_Supplied data_:
══════
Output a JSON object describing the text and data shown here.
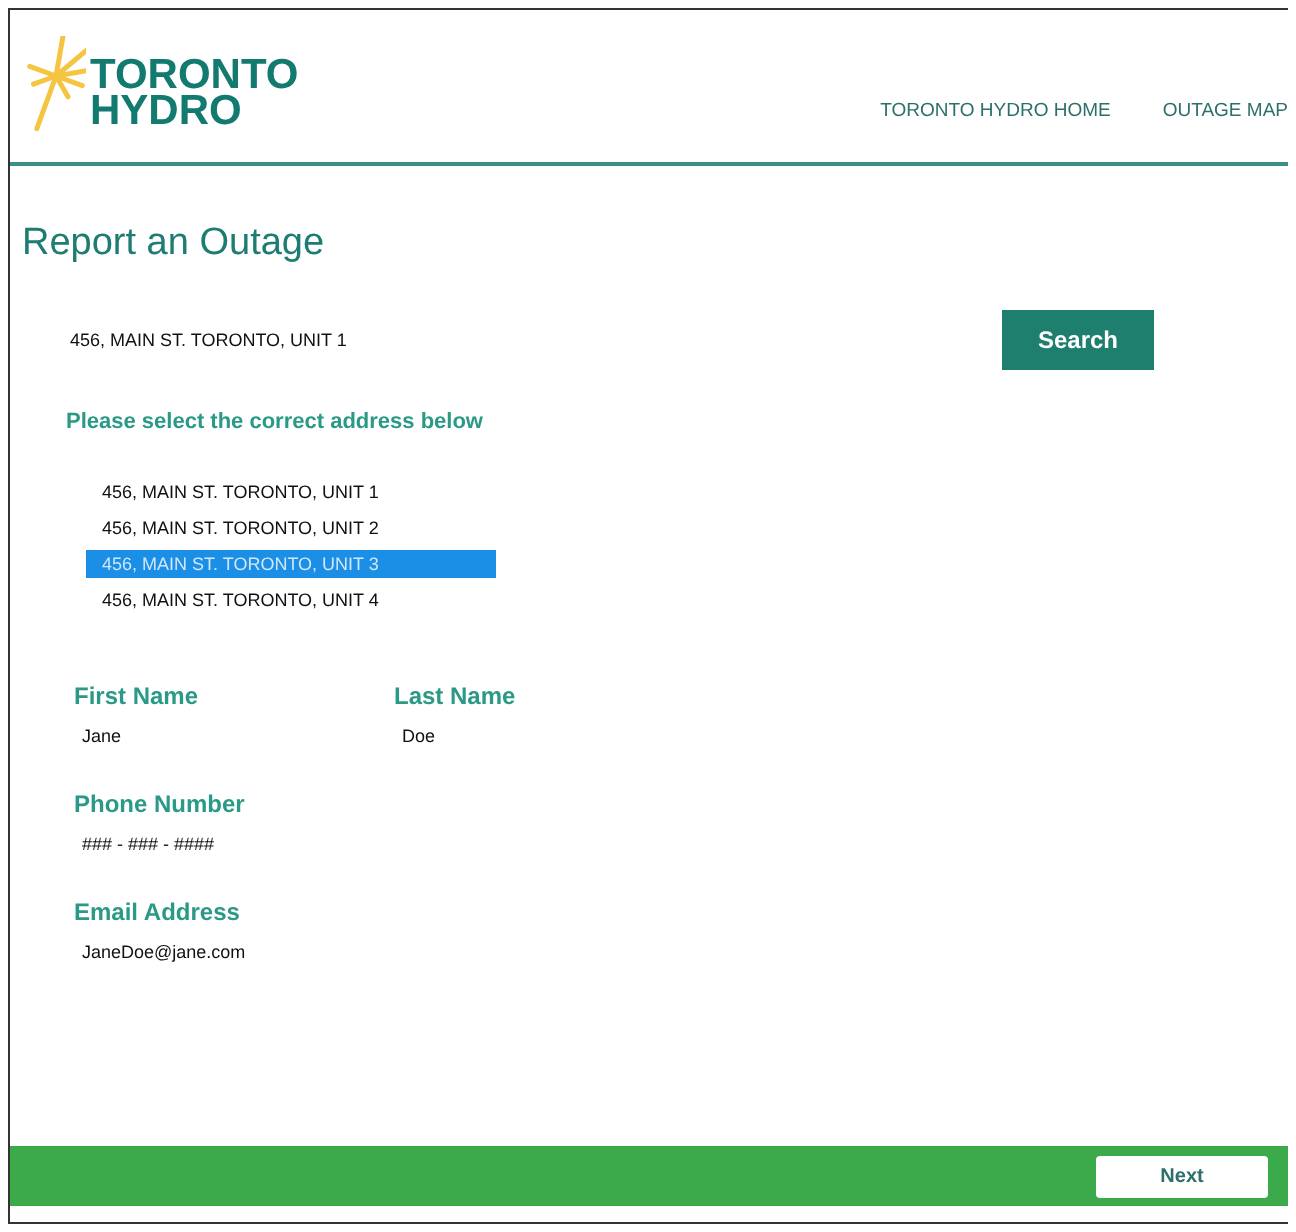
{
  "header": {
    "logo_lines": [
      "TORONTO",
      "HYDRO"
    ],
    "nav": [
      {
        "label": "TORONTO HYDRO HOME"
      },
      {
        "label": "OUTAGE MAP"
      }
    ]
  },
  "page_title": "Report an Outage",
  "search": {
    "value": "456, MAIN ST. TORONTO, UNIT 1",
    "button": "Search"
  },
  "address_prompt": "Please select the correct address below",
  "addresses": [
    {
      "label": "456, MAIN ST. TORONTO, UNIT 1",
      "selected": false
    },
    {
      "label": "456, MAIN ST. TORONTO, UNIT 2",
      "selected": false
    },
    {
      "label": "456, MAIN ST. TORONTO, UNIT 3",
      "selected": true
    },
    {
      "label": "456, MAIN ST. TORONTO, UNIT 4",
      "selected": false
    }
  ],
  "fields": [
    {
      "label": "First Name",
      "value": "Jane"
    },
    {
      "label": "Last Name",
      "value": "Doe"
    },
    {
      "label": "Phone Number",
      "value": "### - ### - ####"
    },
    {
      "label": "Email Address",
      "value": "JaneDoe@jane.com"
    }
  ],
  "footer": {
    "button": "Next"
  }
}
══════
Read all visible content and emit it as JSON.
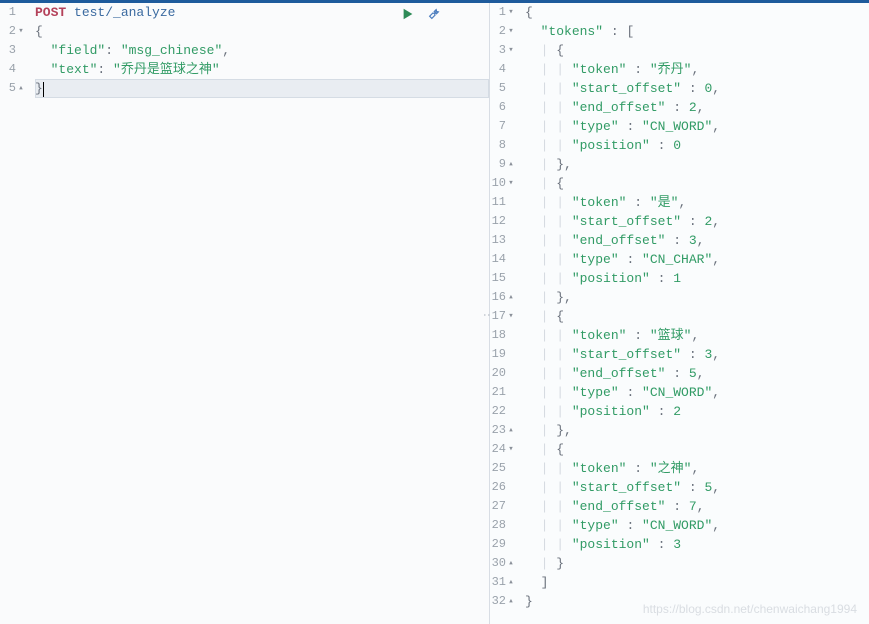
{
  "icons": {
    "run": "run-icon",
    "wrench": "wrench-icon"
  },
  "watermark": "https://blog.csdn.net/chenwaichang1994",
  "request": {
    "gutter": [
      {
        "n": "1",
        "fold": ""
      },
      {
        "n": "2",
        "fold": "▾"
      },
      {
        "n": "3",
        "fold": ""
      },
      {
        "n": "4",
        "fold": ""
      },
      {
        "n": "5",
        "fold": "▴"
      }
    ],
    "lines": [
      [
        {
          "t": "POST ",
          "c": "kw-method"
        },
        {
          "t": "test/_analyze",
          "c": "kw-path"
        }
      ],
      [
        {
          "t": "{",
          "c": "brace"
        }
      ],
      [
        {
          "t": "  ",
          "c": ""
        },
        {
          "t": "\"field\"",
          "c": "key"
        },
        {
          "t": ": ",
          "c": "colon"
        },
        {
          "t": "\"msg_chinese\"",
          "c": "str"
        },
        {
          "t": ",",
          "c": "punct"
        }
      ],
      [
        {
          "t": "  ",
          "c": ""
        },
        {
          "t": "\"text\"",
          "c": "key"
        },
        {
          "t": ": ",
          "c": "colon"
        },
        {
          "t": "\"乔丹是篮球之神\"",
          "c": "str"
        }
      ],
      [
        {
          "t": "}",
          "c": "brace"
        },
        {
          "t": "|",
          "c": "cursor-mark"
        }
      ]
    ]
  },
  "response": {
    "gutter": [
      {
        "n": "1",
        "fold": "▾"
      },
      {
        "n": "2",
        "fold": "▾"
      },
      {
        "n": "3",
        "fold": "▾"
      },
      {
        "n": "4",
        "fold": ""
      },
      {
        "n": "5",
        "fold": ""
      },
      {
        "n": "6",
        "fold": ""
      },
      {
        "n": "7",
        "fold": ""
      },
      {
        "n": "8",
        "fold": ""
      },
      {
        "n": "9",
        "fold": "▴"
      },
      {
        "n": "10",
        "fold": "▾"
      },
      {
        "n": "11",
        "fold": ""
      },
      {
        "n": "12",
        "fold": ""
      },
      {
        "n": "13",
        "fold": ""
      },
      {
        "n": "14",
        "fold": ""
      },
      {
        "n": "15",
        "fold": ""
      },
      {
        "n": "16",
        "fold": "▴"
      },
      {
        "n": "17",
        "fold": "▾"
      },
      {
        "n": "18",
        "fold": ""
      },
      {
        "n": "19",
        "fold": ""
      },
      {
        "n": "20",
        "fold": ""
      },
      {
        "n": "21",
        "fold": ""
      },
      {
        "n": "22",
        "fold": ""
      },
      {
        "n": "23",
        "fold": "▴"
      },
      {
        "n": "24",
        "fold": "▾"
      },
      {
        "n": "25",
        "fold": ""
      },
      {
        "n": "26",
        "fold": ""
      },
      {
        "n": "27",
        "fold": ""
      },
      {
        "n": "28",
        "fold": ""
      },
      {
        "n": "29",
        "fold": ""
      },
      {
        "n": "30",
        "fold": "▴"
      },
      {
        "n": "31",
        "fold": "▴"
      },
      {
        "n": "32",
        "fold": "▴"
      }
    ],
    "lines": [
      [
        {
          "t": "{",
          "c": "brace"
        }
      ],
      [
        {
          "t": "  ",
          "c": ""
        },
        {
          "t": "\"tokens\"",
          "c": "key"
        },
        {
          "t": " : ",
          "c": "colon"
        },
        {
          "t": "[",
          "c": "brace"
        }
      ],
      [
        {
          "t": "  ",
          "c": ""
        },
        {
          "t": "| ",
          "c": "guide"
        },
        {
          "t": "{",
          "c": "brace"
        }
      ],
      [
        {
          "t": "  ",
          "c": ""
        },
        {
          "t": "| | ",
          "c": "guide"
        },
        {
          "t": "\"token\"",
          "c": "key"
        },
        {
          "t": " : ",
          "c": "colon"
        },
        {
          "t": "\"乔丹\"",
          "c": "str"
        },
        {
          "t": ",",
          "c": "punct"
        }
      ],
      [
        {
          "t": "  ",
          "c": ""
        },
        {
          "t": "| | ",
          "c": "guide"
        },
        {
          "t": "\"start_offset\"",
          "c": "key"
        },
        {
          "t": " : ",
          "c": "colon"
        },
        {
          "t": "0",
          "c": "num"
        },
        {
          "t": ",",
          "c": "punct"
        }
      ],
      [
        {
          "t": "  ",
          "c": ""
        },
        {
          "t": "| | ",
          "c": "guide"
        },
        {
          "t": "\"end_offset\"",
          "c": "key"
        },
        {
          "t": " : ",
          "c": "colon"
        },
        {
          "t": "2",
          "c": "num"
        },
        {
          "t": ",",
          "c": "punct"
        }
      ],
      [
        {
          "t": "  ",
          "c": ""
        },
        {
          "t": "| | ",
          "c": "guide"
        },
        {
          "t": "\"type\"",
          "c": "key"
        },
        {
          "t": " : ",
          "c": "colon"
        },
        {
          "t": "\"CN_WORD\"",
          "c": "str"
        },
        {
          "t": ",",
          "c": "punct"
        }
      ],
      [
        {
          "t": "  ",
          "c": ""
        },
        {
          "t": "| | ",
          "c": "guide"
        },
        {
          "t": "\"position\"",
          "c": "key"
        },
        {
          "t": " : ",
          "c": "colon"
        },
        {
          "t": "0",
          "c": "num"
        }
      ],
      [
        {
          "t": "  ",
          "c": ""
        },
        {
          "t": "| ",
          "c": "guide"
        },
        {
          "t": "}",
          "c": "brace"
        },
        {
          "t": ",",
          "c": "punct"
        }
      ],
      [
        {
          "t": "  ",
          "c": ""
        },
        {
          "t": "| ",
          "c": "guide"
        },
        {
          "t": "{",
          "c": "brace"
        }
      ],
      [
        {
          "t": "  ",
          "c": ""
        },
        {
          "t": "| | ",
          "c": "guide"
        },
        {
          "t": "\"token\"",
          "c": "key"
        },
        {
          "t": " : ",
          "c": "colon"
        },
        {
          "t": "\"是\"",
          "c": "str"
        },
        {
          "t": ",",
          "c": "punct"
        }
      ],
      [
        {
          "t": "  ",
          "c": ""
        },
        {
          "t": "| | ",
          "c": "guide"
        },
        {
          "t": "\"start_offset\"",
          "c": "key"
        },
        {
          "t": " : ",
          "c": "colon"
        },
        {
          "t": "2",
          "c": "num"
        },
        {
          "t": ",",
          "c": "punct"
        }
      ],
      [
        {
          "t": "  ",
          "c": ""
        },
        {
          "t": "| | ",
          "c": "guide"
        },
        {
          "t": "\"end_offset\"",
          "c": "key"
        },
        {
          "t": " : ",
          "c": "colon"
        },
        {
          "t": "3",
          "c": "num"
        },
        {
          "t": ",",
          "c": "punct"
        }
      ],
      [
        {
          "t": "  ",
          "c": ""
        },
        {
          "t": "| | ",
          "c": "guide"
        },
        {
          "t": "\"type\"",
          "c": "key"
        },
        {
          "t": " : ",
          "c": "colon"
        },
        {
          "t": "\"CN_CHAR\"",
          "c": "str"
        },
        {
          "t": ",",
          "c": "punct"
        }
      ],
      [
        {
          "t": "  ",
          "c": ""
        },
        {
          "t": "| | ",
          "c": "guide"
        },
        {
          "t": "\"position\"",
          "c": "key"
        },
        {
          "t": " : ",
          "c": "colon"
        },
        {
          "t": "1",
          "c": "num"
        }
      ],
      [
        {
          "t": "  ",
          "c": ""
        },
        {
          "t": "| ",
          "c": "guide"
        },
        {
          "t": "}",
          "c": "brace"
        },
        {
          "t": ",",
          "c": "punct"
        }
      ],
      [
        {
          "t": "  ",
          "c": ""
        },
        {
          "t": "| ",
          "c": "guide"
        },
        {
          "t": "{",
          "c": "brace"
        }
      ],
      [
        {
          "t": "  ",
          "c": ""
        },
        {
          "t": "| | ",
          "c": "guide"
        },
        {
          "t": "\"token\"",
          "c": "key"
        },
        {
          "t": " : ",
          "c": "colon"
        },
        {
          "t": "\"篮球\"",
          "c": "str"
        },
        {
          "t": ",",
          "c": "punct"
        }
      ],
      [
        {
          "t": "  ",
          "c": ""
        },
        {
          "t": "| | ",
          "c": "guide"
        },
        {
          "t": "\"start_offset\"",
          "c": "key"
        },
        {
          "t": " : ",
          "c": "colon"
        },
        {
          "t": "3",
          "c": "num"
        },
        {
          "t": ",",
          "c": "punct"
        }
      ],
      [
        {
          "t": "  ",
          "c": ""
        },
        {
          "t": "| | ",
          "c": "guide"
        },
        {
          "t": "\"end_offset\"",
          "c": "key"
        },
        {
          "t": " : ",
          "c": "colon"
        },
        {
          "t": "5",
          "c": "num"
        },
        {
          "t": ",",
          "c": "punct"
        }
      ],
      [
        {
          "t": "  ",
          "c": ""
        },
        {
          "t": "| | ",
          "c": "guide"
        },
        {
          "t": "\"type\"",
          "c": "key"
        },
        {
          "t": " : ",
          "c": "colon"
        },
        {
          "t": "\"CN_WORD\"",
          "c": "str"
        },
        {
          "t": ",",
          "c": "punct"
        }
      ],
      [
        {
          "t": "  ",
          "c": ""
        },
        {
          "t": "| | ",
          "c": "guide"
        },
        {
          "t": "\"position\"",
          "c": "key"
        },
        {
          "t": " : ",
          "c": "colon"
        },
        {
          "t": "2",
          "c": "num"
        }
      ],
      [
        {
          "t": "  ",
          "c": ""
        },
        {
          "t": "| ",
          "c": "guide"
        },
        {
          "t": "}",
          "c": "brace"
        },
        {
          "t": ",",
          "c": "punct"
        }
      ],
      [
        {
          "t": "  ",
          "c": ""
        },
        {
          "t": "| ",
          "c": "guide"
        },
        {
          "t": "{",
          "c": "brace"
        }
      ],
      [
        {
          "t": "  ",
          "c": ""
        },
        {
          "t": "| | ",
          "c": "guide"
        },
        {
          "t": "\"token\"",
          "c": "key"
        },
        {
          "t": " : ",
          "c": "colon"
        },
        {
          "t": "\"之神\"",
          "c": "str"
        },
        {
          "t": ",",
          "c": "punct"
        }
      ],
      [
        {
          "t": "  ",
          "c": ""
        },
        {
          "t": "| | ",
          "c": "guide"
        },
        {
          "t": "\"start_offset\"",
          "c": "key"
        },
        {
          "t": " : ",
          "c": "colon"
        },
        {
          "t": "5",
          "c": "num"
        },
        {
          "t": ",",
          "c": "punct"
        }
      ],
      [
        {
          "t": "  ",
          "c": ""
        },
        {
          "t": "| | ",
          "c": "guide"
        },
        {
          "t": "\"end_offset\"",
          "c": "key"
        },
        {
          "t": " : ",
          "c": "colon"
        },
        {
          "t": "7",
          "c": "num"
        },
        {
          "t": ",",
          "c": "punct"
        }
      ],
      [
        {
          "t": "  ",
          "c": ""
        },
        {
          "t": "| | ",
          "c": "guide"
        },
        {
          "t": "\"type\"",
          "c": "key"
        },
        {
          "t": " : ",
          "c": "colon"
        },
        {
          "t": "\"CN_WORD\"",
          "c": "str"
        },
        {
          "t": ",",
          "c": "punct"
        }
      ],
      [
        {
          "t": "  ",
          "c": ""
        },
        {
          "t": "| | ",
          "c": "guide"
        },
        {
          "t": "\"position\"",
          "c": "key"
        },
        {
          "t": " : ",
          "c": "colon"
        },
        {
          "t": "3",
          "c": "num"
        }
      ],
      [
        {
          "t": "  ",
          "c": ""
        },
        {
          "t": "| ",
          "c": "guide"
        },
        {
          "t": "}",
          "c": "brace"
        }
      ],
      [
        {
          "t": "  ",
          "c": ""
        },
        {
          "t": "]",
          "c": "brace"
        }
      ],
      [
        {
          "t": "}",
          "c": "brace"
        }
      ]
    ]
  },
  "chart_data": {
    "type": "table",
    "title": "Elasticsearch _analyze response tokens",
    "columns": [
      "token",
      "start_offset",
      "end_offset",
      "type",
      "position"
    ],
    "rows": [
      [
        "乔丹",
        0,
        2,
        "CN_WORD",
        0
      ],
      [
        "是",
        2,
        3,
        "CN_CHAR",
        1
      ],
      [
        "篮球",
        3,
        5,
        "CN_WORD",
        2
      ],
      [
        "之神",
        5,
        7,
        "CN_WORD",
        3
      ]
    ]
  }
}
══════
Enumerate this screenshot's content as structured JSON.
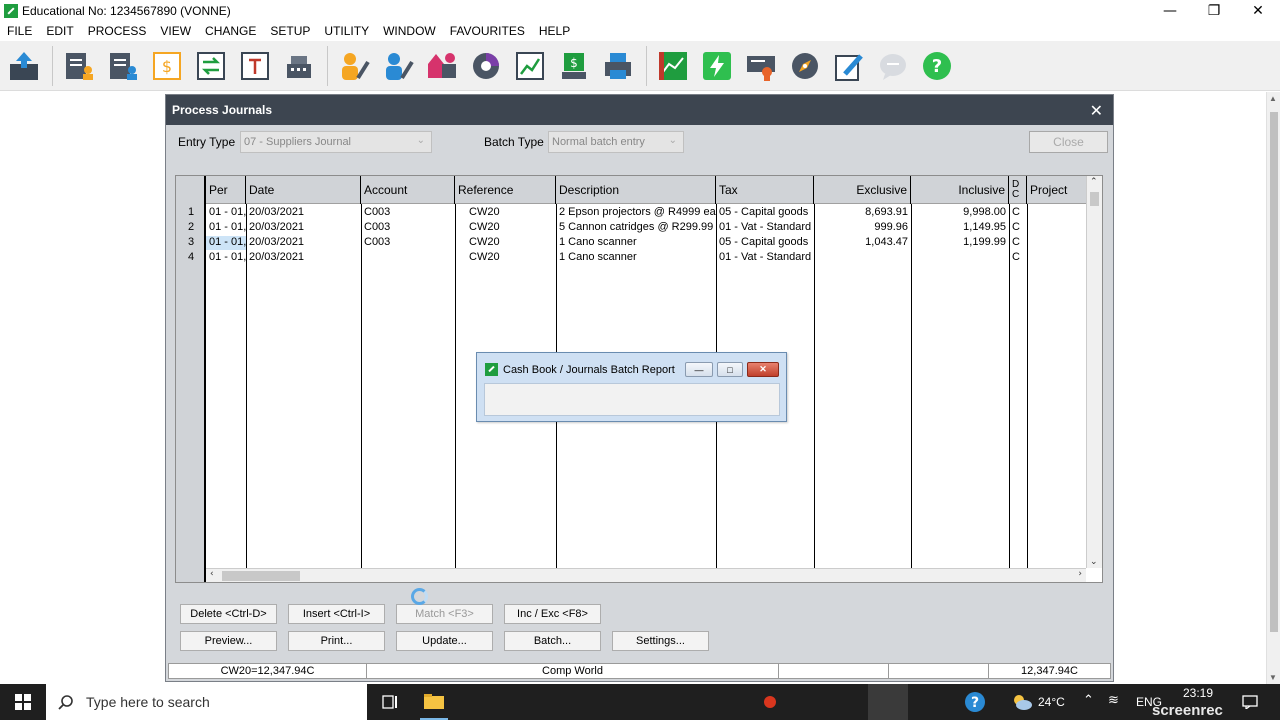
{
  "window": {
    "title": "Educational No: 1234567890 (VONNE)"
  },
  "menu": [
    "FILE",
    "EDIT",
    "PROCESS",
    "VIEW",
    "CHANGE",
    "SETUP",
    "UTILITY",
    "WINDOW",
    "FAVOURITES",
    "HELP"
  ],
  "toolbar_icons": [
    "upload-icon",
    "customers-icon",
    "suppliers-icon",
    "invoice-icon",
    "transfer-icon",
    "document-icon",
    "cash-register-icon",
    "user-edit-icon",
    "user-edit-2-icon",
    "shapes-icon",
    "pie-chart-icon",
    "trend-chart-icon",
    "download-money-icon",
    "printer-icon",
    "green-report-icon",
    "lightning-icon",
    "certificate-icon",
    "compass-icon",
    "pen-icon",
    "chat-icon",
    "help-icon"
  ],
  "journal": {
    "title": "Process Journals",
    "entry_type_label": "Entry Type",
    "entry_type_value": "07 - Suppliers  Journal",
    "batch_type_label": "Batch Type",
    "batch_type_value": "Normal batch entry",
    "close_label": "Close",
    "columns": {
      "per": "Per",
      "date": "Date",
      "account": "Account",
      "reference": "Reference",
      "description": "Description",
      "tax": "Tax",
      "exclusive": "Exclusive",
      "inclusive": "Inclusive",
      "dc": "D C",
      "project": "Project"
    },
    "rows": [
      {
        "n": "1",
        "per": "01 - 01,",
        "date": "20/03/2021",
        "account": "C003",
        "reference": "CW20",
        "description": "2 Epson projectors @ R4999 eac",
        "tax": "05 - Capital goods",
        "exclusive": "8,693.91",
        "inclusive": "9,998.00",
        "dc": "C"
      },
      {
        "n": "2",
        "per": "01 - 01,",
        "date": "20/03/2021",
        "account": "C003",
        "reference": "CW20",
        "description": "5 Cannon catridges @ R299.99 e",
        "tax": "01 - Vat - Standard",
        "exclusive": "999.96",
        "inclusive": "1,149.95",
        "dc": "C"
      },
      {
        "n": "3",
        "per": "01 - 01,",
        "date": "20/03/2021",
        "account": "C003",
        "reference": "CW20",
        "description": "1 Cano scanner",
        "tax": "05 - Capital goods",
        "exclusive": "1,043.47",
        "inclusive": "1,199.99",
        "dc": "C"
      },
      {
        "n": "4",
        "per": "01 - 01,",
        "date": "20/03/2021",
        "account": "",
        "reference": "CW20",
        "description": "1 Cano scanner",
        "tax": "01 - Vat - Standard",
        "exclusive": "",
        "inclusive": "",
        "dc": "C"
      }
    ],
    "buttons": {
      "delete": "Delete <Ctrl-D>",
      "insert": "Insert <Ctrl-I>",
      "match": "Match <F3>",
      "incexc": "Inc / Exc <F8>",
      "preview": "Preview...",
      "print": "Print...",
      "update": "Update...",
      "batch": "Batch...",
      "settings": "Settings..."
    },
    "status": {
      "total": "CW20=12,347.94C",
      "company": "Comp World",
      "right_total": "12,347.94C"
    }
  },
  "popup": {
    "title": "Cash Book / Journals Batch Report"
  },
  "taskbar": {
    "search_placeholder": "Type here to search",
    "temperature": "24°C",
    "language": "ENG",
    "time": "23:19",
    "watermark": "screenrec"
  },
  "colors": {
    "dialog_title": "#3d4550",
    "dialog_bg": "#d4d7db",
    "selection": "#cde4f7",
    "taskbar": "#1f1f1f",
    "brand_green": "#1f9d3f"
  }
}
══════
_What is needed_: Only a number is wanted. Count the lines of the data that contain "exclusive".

_Answer below_: 5